Stored data entries

────────────────────────────────────────

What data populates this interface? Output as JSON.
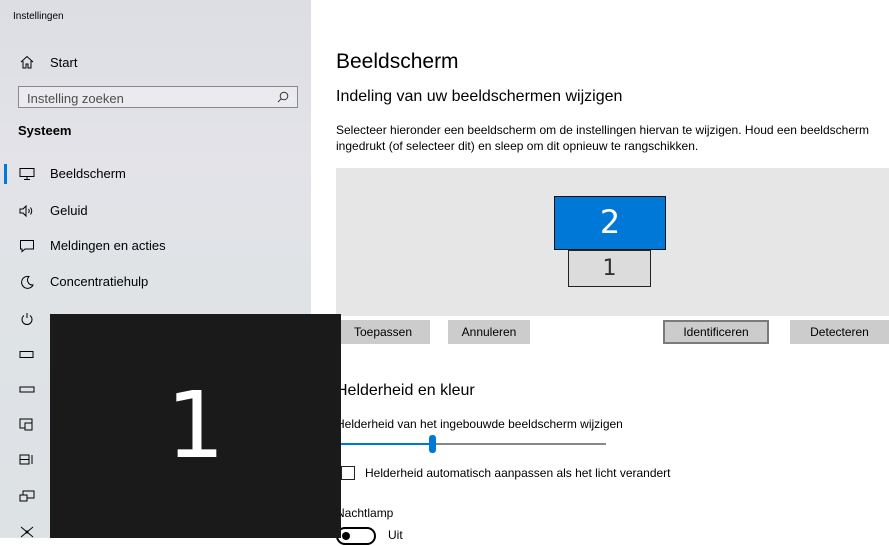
{
  "window": {
    "title": "Instellingen"
  },
  "sidebar": {
    "home_label": "Start",
    "search_placeholder": "Instelling zoeken",
    "section_title": "Systeem",
    "items": [
      {
        "label": "Beeldscherm",
        "icon": "monitor-icon",
        "active": true
      },
      {
        "label": "Geluid",
        "icon": "speaker-icon"
      },
      {
        "label": "Meldingen en acties",
        "icon": "notification-icon"
      },
      {
        "label": "Concentratiehulp",
        "icon": "moon-icon"
      },
      {
        "label": "",
        "icon": "power-icon"
      },
      {
        "label": "",
        "icon": "battery-icon"
      },
      {
        "label": "",
        "icon": "storage-icon"
      },
      {
        "label": "",
        "icon": "tablet-icon"
      },
      {
        "label": "",
        "icon": "multitasking-icon"
      },
      {
        "label": "",
        "icon": "project-icon"
      },
      {
        "label": "",
        "icon": "shared-experiences-icon"
      }
    ]
  },
  "identify_overlay": {
    "number": "1"
  },
  "main": {
    "title": "Beeldscherm",
    "subtitle": "Indeling van uw beeldschermen wijzigen",
    "description": "Selecteer hieronder een beeldscherm om de instellingen hiervan te wijzigen. Houd een beeldscherm ingedrukt (of selecteer dit) en sleep om dit opnieuw te rangschikken.",
    "monitors": {
      "primary_number": "2",
      "secondary_number": "1"
    },
    "buttons": {
      "apply": "Toepassen",
      "cancel": "Annuleren",
      "identify": "Identificeren",
      "detect": "Detecteren"
    },
    "brightness": {
      "heading": "Helderheid en kleur",
      "slider_label": "Helderheid van het ingebouwde beeldscherm wijzigen",
      "level_percent": 35,
      "auto_label": "Helderheid automatisch aanpassen als het licht verandert",
      "auto_checked": false
    },
    "night_light": {
      "label": "Nachtlamp",
      "state": "Uit"
    }
  },
  "colors": {
    "accent": "#0078d7",
    "sidebar_bg": "#e0e2e6",
    "overlay": "#1a1a1a"
  }
}
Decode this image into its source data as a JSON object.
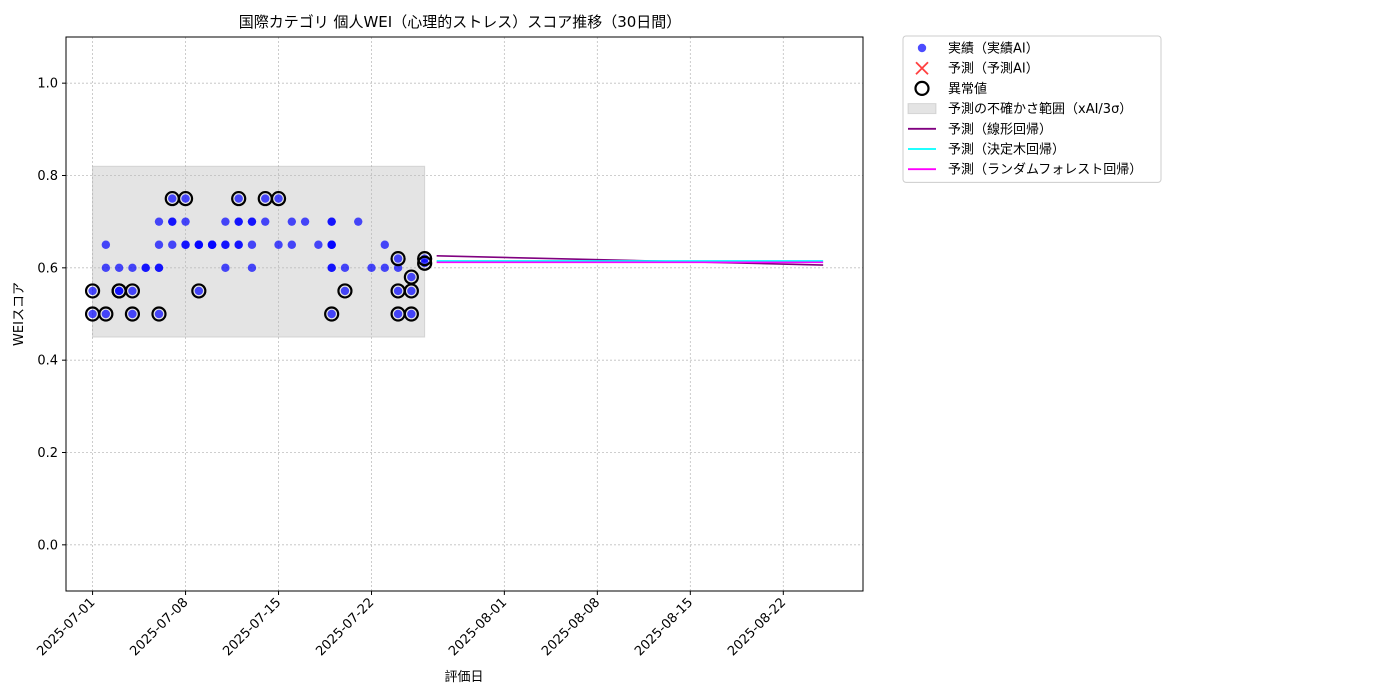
{
  "chart_data": {
    "type": "scatter",
    "title": "国際カテゴリ 個人WEI（心理的ストレス）スコア推移（30日間）",
    "xlabel": "評価日",
    "ylabel": "WEIスコア",
    "xlim": [
      "2025-06-29",
      "2025-08-28"
    ],
    "ylim": [
      -0.1,
      1.1
    ],
    "yticks": [
      0.0,
      0.2,
      0.4,
      0.6,
      0.8,
      1.0
    ],
    "xticks": [
      "2025-07-01",
      "2025-07-08",
      "2025-07-15",
      "2025-07-22",
      "2025-08-01",
      "2025-08-08",
      "2025-08-15",
      "2025-08-22"
    ],
    "grid": true,
    "legend_position": "outside-top-right",
    "legend": [
      {
        "label": "実績（実績AI）",
        "kind": "dot",
        "color": "#0000ff"
      },
      {
        "label": "予測（予測AI）",
        "kind": "x",
        "color": "#ff0000"
      },
      {
        "label": "異常値",
        "kind": "ring",
        "color": "#000000"
      },
      {
        "label": "予測の不確かさ範囲（xAI/3σ）",
        "kind": "band",
        "color": "#bbbbbb"
      },
      {
        "label": "予測（線形回帰）",
        "kind": "line",
        "color": "#800080"
      },
      {
        "label": "予測（決定木回帰）",
        "kind": "line",
        "color": "#00ffff"
      },
      {
        "label": "予測（ランダムフォレスト回帰）",
        "kind": "line",
        "color": "#ff00ff"
      }
    ],
    "uncertainty_band": {
      "x": [
        "2025-07-01",
        "2025-07-26"
      ],
      "y": [
        0.45,
        0.82
      ]
    },
    "actual": [
      [
        "2025-07-01",
        0.55
      ],
      [
        "2025-07-01",
        0.5
      ],
      [
        "2025-07-02",
        0.5
      ],
      [
        "2025-07-02",
        0.65
      ],
      [
        "2025-07-02",
        0.6
      ],
      [
        "2025-07-03",
        0.55
      ],
      [
        "2025-07-03",
        0.6
      ],
      [
        "2025-07-03",
        0.55
      ],
      [
        "2025-07-04",
        0.55
      ],
      [
        "2025-07-04",
        0.6
      ],
      [
        "2025-07-04",
        0.5
      ],
      [
        "2025-07-05",
        0.6
      ],
      [
        "2025-07-05",
        0.6
      ],
      [
        "2025-07-06",
        0.6
      ],
      [
        "2025-07-06",
        0.6
      ],
      [
        "2025-07-06",
        0.5
      ],
      [
        "2025-07-06",
        0.65
      ],
      [
        "2025-07-06",
        0.7
      ],
      [
        "2025-07-07",
        0.75
      ],
      [
        "2025-07-07",
        0.7
      ],
      [
        "2025-07-07",
        0.7
      ],
      [
        "2025-07-07",
        0.65
      ],
      [
        "2025-07-08",
        0.65
      ],
      [
        "2025-07-08",
        0.65
      ],
      [
        "2025-07-08",
        0.75
      ],
      [
        "2025-07-08",
        0.7
      ],
      [
        "2025-07-09",
        0.65
      ],
      [
        "2025-07-09",
        0.55
      ],
      [
        "2025-07-09",
        0.65
      ],
      [
        "2025-07-09",
        0.65
      ],
      [
        "2025-07-10",
        0.65
      ],
      [
        "2025-07-10",
        0.65
      ],
      [
        "2025-07-10",
        0.65
      ],
      [
        "2025-07-11",
        0.6
      ],
      [
        "2025-07-11",
        0.65
      ],
      [
        "2025-07-11",
        0.65
      ],
      [
        "2025-07-11",
        0.7
      ],
      [
        "2025-07-12",
        0.75
      ],
      [
        "2025-07-12",
        0.7
      ],
      [
        "2025-07-12",
        0.65
      ],
      [
        "2025-07-12",
        0.65
      ],
      [
        "2025-07-12",
        0.7
      ],
      [
        "2025-07-13",
        0.7
      ],
      [
        "2025-07-13",
        0.7
      ],
      [
        "2025-07-13",
        0.65
      ],
      [
        "2025-07-13",
        0.6
      ],
      [
        "2025-07-14",
        0.75
      ],
      [
        "2025-07-14",
        0.7
      ],
      [
        "2025-07-15",
        0.75
      ],
      [
        "2025-07-15",
        0.65
      ],
      [
        "2025-07-16",
        0.7
      ],
      [
        "2025-07-16",
        0.65
      ],
      [
        "2025-07-17",
        0.7
      ],
      [
        "2025-07-18",
        0.65
      ],
      [
        "2025-07-19",
        0.5
      ],
      [
        "2025-07-19",
        0.65
      ],
      [
        "2025-07-19",
        0.6
      ],
      [
        "2025-07-19",
        0.7
      ],
      [
        "2025-07-19",
        0.7
      ],
      [
        "2025-07-19",
        0.65
      ],
      [
        "2025-07-19",
        0.6
      ],
      [
        "2025-07-19",
        0.65
      ],
      [
        "2025-07-20",
        0.55
      ],
      [
        "2025-07-20",
        0.6
      ],
      [
        "2025-07-21",
        0.7
      ],
      [
        "2025-07-22",
        0.6
      ],
      [
        "2025-07-23",
        0.65
      ],
      [
        "2025-07-23",
        0.6
      ],
      [
        "2025-07-24",
        0.55
      ],
      [
        "2025-07-24",
        0.6
      ],
      [
        "2025-07-24",
        0.62
      ],
      [
        "2025-07-24",
        0.5
      ],
      [
        "2025-07-25",
        0.5
      ],
      [
        "2025-07-25",
        0.55
      ],
      [
        "2025-07-25",
        0.58
      ],
      [
        "2025-07-26",
        0.62
      ],
      [
        "2025-07-26",
        0.61
      ]
    ],
    "anomalies": [
      [
        "2025-07-01",
        0.55
      ],
      [
        "2025-07-01",
        0.5
      ],
      [
        "2025-07-02",
        0.5
      ],
      [
        "2025-07-03",
        0.55
      ],
      [
        "2025-07-03",
        0.55
      ],
      [
        "2025-07-04",
        0.55
      ],
      [
        "2025-07-04",
        0.5
      ],
      [
        "2025-07-06",
        0.5
      ],
      [
        "2025-07-07",
        0.75
      ],
      [
        "2025-07-08",
        0.75
      ],
      [
        "2025-07-09",
        0.55
      ],
      [
        "2025-07-12",
        0.75
      ],
      [
        "2025-07-14",
        0.75
      ],
      [
        "2025-07-15",
        0.75
      ],
      [
        "2025-07-19",
        0.5
      ],
      [
        "2025-07-20",
        0.55
      ],
      [
        "2025-07-24",
        0.55
      ],
      [
        "2025-07-24",
        0.62
      ],
      [
        "2025-07-24",
        0.5
      ],
      [
        "2025-07-25",
        0.5
      ],
      [
        "2025-07-25",
        0.55
      ],
      [
        "2025-07-25",
        0.58
      ],
      [
        "2025-07-26",
        0.62
      ],
      [
        "2025-07-26",
        0.61
      ]
    ],
    "forecast_lines": [
      {
        "name": "予測（線形回帰）",
        "color": "#800080",
        "x": [
          "2025-07-26",
          "2025-08-25"
        ],
        "y": [
          0.626,
          0.606
        ]
      },
      {
        "name": "予測（決定木回帰）",
        "color": "#00ffff",
        "x": [
          "2025-07-26",
          "2025-08-25"
        ],
        "y": [
          0.615,
          0.615
        ]
      },
      {
        "name": "予測（ランダムフォレスト回帰）",
        "color": "#ff00ff",
        "x": [
          "2025-07-26",
          "2025-08-25"
        ],
        "y": [
          0.612,
          0.612
        ]
      }
    ]
  }
}
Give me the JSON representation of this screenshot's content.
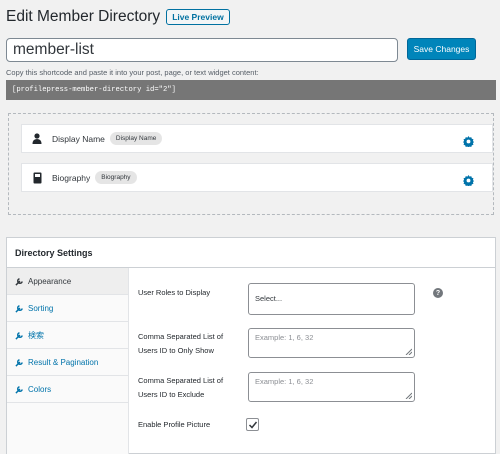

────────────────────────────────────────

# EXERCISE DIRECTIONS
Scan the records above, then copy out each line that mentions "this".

# RESPONSE BELOW
What data populates this interface? Output as JSON.
Decode this image into its source data as a JSON object.
Give me the JSON representation of this screenshot's content.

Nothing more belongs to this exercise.